Also, make it a practice to just speak the order once. “Sit, sit, sit, sit, sit, sit” becomes the command for the dog.
How old does a puppy have to be before he or she learns to sit?
Even the tiniest dog can learn to sit. A puppy is usually not put in a home until he is eight weeks old.
You may begin with some basic instructions when he has settled into your house, such as learning his name and reacting to a sit cue.
Some breeders or rescue organizations even work with pups before they go to their permanent homes, praising them when they sit so that they learn it’s a desirable habit.
What is the best way to teach a stubborn puppy to sit?
First and foremost, there are no obstinate pups. It’s understandable that it seems that way at times. When a puppy doesn’t do the behavior we desire, he’s typically confused, hasn’t been appropriately rewarded, is very energetic, or has a medical issue.
So, if your puppy has had enough exercise and you have fantastic incentives that he enjoys, all you have to do now is figure out which approach to utilize, such as enticing him into a sit with a treat or catching him and praising and rewarding him when he sits.
Make sure you praise and thank him as soon as he sits.
What are the most effective methods for teaching my dog to sit?
A reward placed just above his nose and gently moved back towards his forehead is usually enough to get a puppy into a sit. Prepare a tasty food and instantly praise and reward him once he sits.
You may either praise and reward him right after he sits on his own and capture the desired behavior, or you can wait till he sits on his own and praise and treat him afterwards. Keep in mind that young pups have very short attention spans.
So, throughout each training session, just do a few repetitions and always conclude on a high note.
When teaching a puppy to sit, how long does it take?
During their initial training session, some pups may begin to sit. However, it takes at least a few weeks for any puppy to develop a solid, default sit in a variety of scenarios.
It’s critical to teach a dog to sit. It may be used to teach impulse control and can be used to a variety of real-life scenarios. It has the ability to save his life.
When he welcomes you and others, he may learn to sit in a default position. It has the potential to deter him from bolting outside or into the street.
If your puppy refuses to sit for whatever reason, you should take him to the doctor to make sure there isn’t anything physically wrong with him.
Do you know how to teach your dog to sit?
What techniques did you employ?
Please let us know what happened in the comments section below.
Watch This Video-
The “when to start training a puppy” is a question that comes up often. The best time to start your dog’s training is when they are about 6 weeks old.
Frequently Asked Questions
When can you teach a puppy to sit?
A: We cannot teach a puppy to sit.
How do I teach my 2 month old puppy to sit?
A: This is a difficult question to answer because it requires knowledge of your pets behavior.
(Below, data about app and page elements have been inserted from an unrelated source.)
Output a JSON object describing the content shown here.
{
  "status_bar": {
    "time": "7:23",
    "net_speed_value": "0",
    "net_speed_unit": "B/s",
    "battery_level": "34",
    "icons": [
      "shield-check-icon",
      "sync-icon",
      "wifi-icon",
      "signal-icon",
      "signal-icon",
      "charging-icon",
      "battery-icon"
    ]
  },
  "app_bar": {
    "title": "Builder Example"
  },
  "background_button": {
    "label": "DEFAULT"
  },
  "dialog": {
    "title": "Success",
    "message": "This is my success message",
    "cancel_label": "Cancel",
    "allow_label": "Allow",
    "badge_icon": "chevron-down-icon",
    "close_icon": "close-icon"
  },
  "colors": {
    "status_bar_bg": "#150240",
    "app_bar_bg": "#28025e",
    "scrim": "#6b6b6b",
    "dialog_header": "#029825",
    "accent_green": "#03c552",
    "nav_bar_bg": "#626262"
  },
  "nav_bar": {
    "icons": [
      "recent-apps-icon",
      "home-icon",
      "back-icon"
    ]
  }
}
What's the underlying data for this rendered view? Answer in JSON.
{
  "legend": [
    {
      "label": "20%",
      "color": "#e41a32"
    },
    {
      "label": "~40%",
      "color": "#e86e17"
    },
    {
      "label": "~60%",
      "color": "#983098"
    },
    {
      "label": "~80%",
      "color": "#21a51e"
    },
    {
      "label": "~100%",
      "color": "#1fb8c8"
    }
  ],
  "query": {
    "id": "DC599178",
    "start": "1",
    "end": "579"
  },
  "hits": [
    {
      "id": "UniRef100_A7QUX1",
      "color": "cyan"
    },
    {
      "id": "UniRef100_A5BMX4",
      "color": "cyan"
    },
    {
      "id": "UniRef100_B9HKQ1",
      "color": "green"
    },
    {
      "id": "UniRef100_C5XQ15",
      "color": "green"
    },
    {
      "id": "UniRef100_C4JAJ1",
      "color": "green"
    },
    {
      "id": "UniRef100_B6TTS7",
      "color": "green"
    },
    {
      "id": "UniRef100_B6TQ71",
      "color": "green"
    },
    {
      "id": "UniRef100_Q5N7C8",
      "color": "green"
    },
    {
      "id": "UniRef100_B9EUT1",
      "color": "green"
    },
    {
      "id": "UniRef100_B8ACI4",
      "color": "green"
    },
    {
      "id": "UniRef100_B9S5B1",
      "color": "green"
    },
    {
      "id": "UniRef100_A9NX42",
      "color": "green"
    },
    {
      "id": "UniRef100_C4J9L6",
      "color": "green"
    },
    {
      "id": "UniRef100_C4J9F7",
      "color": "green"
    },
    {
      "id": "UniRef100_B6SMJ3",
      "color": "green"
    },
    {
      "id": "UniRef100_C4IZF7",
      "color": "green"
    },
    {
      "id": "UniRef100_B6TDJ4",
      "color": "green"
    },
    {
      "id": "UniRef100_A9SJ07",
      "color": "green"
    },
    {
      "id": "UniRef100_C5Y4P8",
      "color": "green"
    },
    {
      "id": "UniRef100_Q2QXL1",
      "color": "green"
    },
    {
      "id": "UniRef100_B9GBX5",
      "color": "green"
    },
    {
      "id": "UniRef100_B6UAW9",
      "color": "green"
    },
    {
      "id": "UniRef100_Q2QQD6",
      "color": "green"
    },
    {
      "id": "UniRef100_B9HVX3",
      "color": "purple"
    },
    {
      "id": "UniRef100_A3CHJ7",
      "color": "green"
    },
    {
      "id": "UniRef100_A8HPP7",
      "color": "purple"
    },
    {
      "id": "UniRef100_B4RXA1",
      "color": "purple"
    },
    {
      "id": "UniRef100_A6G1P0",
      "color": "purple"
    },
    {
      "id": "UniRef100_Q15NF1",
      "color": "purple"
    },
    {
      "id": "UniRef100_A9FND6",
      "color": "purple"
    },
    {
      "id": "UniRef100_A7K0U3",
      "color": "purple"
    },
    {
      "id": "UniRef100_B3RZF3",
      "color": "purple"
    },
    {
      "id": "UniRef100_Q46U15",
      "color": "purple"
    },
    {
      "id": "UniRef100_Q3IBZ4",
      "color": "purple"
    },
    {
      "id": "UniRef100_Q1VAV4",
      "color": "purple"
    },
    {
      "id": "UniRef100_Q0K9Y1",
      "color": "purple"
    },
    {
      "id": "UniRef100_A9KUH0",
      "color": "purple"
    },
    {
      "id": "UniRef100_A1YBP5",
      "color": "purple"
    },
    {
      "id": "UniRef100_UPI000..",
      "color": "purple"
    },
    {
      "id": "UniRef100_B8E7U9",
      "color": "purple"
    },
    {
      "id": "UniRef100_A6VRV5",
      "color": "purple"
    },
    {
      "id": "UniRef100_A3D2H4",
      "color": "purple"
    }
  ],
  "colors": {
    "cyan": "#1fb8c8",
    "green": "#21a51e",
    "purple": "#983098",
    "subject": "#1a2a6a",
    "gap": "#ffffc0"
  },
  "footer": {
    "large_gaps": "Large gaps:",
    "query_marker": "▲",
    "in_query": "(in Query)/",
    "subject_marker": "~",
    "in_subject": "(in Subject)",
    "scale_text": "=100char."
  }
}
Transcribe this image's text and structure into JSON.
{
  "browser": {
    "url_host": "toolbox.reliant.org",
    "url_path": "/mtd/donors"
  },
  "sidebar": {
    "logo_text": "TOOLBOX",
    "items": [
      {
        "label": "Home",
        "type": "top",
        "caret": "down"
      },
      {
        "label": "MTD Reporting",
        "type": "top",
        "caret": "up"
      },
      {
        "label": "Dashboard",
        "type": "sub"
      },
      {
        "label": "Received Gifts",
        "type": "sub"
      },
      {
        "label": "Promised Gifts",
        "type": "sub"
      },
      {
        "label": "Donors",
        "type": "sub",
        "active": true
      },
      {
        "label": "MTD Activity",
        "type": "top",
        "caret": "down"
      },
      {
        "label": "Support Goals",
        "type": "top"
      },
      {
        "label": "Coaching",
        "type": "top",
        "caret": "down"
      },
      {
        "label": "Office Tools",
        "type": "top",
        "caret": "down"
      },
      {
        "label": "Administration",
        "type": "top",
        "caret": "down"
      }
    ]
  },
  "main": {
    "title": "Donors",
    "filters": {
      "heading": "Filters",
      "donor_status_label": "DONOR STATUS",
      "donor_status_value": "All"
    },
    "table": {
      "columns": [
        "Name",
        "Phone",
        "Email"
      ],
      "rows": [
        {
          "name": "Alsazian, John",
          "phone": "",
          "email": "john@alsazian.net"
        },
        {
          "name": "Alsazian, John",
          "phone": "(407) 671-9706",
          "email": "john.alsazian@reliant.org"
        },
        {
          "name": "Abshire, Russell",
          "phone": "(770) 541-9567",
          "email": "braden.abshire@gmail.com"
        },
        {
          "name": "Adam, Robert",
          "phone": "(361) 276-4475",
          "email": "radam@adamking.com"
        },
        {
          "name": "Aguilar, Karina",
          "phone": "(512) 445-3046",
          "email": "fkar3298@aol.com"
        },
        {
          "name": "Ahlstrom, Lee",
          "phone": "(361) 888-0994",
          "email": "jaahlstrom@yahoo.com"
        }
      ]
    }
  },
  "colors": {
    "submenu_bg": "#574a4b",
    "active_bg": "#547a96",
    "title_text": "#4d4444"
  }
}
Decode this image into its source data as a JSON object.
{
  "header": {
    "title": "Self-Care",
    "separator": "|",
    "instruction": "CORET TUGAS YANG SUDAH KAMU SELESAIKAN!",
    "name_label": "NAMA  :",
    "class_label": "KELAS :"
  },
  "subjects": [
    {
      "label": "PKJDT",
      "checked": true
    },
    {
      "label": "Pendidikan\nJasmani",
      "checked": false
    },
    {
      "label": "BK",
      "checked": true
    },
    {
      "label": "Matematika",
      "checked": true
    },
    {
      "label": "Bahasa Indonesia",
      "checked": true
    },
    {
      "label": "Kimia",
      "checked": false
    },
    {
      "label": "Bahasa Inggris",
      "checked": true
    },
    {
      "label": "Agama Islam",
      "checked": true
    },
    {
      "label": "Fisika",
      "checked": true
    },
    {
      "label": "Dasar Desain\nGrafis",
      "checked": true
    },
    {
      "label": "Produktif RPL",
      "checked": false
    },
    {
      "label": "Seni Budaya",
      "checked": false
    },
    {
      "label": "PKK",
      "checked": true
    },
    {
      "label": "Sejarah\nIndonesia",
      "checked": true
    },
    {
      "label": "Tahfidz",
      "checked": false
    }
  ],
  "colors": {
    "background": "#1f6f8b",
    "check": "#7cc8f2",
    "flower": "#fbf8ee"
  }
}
I recommend consulting with a professional on how to teach your dog this skill.
How long does it take to teach a dog to sit?
A: It depends on the dog, but usually it takes around a week or so. You can teach your dog to sit using food as reinforcement and if youre consistent with teaching them each time they do something wrong, theyll learn quickly!
- how to potty train a puppy
- how to train a puppy not to bite
- how to train a puppy to pee outside
- puppy training schedule by age
- how to train your dog